  • (2008) Ahern, Nicole; Short, Alison E.
    Journal Article
    A process evaluation was applied to the development and implementation of a receptive music therapy tool, with a view to promoting evidence-based practice via clear linkage from theory to practice. This music tool was required for a research project in the noisy emergency department (ED) of a large urban hospital. The process evaluation focuses on questions about the suitability, planning, application, and effectiveness of this tool used within the research project protocol. The music tool intervention was applied to fifteen selected patients who received a choice of four genre-based relaxation playlists (GRP) over a two-hour period via headphones and MP3 players. The process evaluation method utilized data sources including key informant interactive interviews, observational data, reflective practices, patient feedback and an independent music review. Responses from patients (aged 23-91 years) indicated that most patients listened to multiple genres and most patients (n=14) indicated that the music made them feel better, thereby indicating suitability and effectiveness. Independent music reviewers confirmed that the music playlists contained relaxing musical elements, based on established music therapy criteria. This project was innovative in clearly documenting a music tool development process (GRP) and in turn applying a process evaluation to systematically review both the development and implementation of the tool.

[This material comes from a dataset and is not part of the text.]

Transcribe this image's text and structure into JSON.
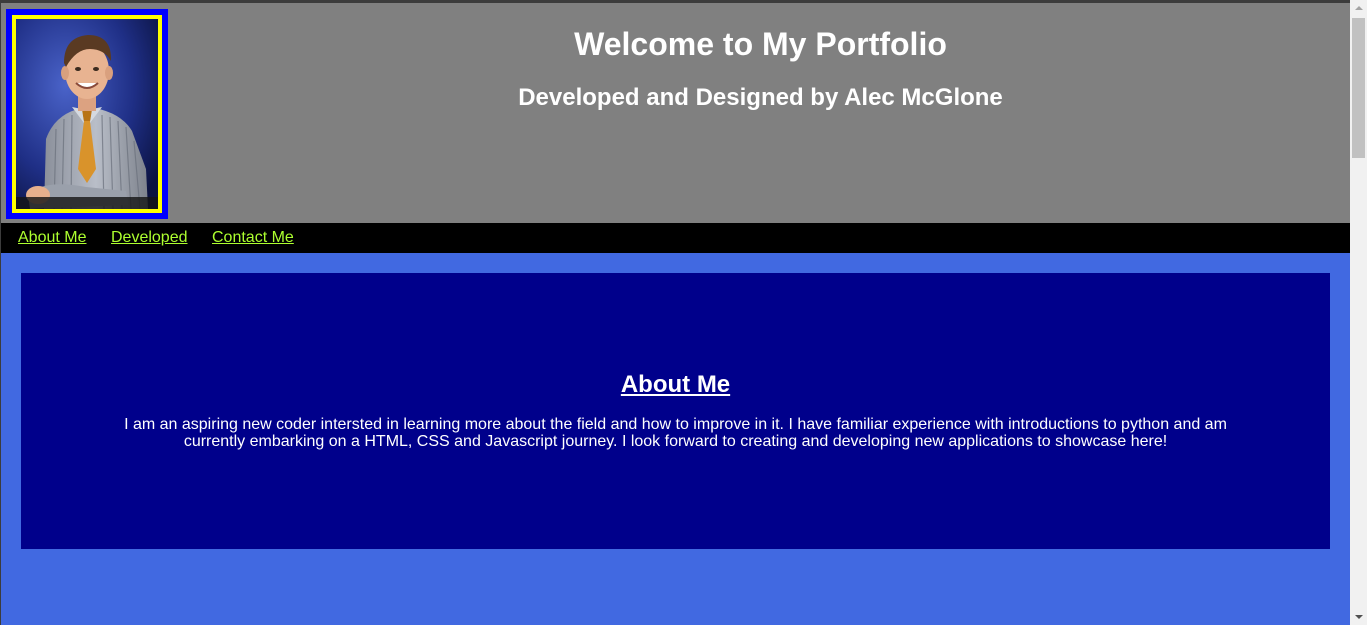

In doing so, linkage from theory to practice was established, contributing to understandings about music for relaxation in healthcare.

  • (2010) Apte, Minoti; Pirola, Romano; Wilson, Jeremy
    Journal Article
    Alcoholic pancreatitis is a major complication of alcohol abuse. The risk of developing pancreatitis increases with increasing doses of alcohol, suggesting that alcohol exerts dose-related toxic effects on the pancreas. However, it is also clear that only a minority of alcoholics develop the disease, indicating that an additional trigger may be required to initiate clinically evident pancreatic injury. It is now well established that alcohol is metabolised by the pancreas via both oxidative and non-oxidative metabolites. Alcohol and its metabolites produce changes in the acinar cells which may promote premature intracellular digestive enzyme activation thereby predisposing the gland to autodigestive injury. Pancreatic stellate cells (PSCs) are activated directly by alcohol and its metabolites and also by cytokines and growth factors released during alcohol-induced pancreatic necroinflammation. Activated PSCs are the key cells responsible for producing the fibrosis of alcoholic chronic pancreatitis. Efforts to identify clinically relevant factors that may explain the susceptibility of some alcoholics to pancreatitis have been underway for several years. An unequivocal, functionally characterised, association is yet to be identified in clinical studies, although in the experimental setting, endotoxin has been shown to trigger overt pancreatic injury and to promote disease progression in alcohol-fed animals. Thus, while the molecular effects of alcohol on the pancreas have been increasingly clarified in recent years, identification of predisposing or triggering factors remains a challenge.